Print the records below verbatim.

---- Given information

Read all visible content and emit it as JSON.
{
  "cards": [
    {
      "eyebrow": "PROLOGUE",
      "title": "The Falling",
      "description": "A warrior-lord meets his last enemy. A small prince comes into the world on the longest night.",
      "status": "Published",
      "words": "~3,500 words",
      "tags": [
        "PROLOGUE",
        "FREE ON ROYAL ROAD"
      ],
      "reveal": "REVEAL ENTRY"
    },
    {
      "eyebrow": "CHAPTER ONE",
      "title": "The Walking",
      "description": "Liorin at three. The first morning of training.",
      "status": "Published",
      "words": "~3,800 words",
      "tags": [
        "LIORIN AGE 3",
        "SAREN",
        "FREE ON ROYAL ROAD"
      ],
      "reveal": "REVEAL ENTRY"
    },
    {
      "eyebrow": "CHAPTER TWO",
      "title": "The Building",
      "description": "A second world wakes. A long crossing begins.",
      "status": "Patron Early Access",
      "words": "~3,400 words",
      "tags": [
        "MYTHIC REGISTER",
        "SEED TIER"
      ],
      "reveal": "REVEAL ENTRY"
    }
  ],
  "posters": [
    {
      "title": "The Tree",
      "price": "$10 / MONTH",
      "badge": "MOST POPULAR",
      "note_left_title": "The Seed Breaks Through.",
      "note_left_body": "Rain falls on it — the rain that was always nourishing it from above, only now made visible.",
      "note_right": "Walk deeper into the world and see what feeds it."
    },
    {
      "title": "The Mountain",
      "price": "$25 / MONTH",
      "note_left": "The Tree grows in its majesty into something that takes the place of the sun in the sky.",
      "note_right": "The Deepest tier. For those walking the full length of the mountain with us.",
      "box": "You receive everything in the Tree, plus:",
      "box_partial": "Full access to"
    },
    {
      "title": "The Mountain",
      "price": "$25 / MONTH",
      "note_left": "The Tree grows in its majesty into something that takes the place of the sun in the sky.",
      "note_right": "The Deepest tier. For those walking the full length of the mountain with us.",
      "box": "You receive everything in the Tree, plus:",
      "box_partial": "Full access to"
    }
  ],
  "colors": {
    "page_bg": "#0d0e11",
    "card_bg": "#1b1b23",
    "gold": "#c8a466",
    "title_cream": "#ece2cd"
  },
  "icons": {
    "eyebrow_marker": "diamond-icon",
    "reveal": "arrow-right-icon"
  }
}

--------

-- Answer to this task --
Read all visible content and emit it as JSON.
{
  "cards": [
    {
      "eyebrow": "PROLOGUE",
      "title": "The Falling",
      "description": "A warrior-lord meets his last enemy. A small prince comes into the world on the longest night.",
      "status": "Published",
      "words": "~3,500 words",
      "tags": [
        "PROLOGUE",
        "FREE ON ROYAL ROAD"
      ],
      "reveal": "REVEAL ENTRY"
    },
    {
      "eyebrow": "CHAPTER ONE",
      "title": "The Walking",
      "description": "Liorin at three. The first morning of training.",
      "status": "Published",
      "words": "~3,800 words",
      "tags": [
        "LIORIN AGE 3",
        "SAREN",
        "FREE ON ROYAL ROAD"
      ],
      "reveal": "REVEAL ENTRY"
    },
    {
      "eyebrow": "CHAPTER TWO",
      "title": "The Building",
      "description": "A second world wakes. A long crossing begins.",
      "status": "Patron Early Access",
      "words": "~3,400 words",
      "tags": [
        "MYTHIC REGISTER",
        "SEED TIER"
      ],
      "reveal": "REVEAL ENTRY"
    }
  ],
  "posters": [
    {
      "title": "The Tree",
      "price": "$10 / MONTH",
      "badge": "MOST POPULAR",
      "note_left_title": "The Seed Breaks Through.",
      "note_left_body": "Rain falls on it — the rain that was always nourishing it from above, only now made visible.",
      "note_right": "Walk deeper into the world and see what feeds it."
    },
    {
      "title": "The Mountain",
      "price": "$25 / MONTH",
      "note_left": "The Tree grows in its majesty into something that takes the place of the sun in the sky.",
      "note_right": "The Deepest tier. For those walking the full length of the mountain with us.",
      "box": "You receive everything in the Tree, plus:",
      "box_partial": "Full access to"
    },
    {
      "title": "The Mountain",
      "price": "$25 / MONTH",
      "note_left": "The Tree grows in its majesty into something that takes the place of the sun in the sky.",
      "note_right": "The Deepest tier. For those walking the full length of the mountain with us.",
      "box": "You receive everything in the Tree, plus:",
      "box_partial": "Full access to"
    }
  ],
  "colors": {
    "page_bg": "#0d0e11",
    "card_bg": "#1b1b23",
    "gold": "#c8a466",
    "title_cream": "#ece2cd"
  },
  "icons": {
    "eyebrow_marker": "diamond-icon",
    "reveal": "arrow-right-icon"
  }
}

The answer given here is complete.